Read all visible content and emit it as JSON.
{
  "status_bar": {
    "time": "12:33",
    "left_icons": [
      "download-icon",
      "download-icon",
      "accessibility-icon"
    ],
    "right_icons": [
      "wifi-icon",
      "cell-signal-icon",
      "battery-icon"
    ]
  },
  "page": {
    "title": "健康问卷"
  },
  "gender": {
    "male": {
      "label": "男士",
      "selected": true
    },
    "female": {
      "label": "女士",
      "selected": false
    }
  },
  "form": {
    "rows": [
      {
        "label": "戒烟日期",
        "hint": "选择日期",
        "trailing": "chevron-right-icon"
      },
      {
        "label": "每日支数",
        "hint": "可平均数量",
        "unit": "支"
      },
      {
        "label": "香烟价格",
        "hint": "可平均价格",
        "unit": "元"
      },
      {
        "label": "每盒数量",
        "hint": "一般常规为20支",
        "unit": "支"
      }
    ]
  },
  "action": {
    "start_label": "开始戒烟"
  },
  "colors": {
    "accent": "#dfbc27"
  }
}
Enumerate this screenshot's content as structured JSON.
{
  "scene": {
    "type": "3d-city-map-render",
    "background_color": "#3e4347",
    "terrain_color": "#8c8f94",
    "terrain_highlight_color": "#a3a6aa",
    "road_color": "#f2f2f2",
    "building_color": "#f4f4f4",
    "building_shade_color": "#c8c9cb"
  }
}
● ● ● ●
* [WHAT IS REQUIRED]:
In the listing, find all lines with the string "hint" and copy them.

* [EXPECTED OUTPUT]:
        "hint": "选择日期",
        "hint": "可平均数量",
        "hint": "可平均价格",
        "hint": "一般常规为20支",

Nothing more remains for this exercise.